The Calgary Herald reports that several government sites were shut down and the tax deadline was extended in Heartbleed’s wake:

The revenue agency has said it will notify everyone involved in the security breach by registered letter and will offer access to credit-protection services.

Because of the five-day shutdown of its E-file and Netfile services, the revenue agency has effectively extended the tax filing deadline for the same length of time. Returns filed by May 5 will not incur penalties or interest.

Pando weighs in

wrote about the shaky idea that the Internet can ever truly be secure after the bug was revealed:

The bug is said to have been around since 2012. The sheer number of websites that use OpenSSL — including Yahoo, Imgur, and OKCupid — means that many millions of Internet users may have potentially had their privacy compromised over the last two years. Combine that with the news that Apple had failed to implement a security tool in its mobile and desktop operating systems for more than a year and the idea that anyone can ever be truly secure online seems permanently out of reach.

I then wrote about why being able to change your passwords is a good thing:

The good news is that passwords for services like Facebook and Gmail can be changed. It would be much harder to protect against compromised biometric security measures — what are you gonna do, burn your finger tips and tattoo some new patterns onto them?

Having to change all of your passwords sucks. Not being able to adapt to compromises in the security measures that protect all of your personal information, however, would be even worse.

Then I explored about how small mistakes can have enormous consequences on the modern Web:

Finding these errors would be like finding a typo in “Infinite Jest” – it’s not going to be easy unless you know just what you’re looking for.

But the ramifications of these mistakes aren’t quite so minuscule. Hundreds of millions of people rely on Apple’s products to browse the Web. Even more interact with a large number of websites that use OpenSSL. It’s impossible to know how many people have been affected by these mistakes, but the threat itself has been enough to put security experts on high alert.

That’s the truth of Internet security. All it takes is for a team of professionals to miss two words, or for two unpaid volunteers to miss a “quite trivial” mistake in a widely-used utility, for the privacy of essentially everyone who uses the Internet to be threatened. Welcome to the Web, where a single misplaced strand can cause a disaster few will notice until years later.

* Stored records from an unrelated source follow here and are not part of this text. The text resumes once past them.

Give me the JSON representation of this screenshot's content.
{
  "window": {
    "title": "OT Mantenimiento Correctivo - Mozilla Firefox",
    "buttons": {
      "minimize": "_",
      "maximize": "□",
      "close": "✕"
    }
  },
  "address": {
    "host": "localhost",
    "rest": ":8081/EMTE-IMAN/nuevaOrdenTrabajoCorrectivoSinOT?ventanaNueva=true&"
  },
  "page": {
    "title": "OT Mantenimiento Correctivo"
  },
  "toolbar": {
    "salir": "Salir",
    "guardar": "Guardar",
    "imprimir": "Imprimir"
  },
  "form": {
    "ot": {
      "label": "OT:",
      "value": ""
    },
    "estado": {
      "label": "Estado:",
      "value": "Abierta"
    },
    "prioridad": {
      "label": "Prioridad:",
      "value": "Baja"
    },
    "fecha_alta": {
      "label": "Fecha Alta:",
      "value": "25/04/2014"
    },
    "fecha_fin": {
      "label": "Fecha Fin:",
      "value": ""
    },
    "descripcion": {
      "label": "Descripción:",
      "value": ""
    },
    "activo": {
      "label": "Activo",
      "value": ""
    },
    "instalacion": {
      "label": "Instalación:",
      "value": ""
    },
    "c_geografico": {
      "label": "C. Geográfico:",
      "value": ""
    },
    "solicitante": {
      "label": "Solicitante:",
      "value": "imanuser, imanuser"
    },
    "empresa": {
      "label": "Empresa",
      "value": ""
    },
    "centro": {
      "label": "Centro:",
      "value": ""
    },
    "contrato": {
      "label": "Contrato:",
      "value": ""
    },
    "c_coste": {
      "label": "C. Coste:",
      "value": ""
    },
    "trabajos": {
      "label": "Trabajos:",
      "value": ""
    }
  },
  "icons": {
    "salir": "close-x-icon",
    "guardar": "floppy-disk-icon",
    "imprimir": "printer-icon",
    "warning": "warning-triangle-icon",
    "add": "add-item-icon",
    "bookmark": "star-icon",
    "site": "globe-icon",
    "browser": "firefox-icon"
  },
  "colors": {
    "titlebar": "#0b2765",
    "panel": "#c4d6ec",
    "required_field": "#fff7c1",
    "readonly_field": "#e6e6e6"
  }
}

This led me to wonder why Internet security is entrusted to people working in their spare time:

It’s time for Internet security to be handled by people who can afford to devote their entire lives to it, not people who in their spare time are forced to carry “an enormous burden” that affects basically anyone who uses the Internet. We wouldn’t force the doctors charged with handling real heart attacks to operate on donations or in their spare time — why delegate the task of preserving the health of the Internet to people asked to work that way?

And finally, I wrote about the problem many consumers will face when trying to defend their privacy after Google revealed that millions of Android smartphones are affected by the bug:

The discovery follows reports that the Heartbleed bug has been found in Wi-Fi routers from Cisco and Juniper Systems. The fix for that problem, according to one security expert, is going to involve “a trash can, a credit card, and a trip to Best Buy.” There’s little else people can do.

These warnings demonstrate the Heartbleed bug’s lasting impact. Large companies can and have fixed their websites or updated their infrastructure to protect their users’ information. But when consumers are using devices that have long since been abandoned by their creators or are difficult to upgrade, the only recourse seems to be either living with the possibility of being affected by Heartbleed or upgrading to new hardware unaffected by the vulnerability.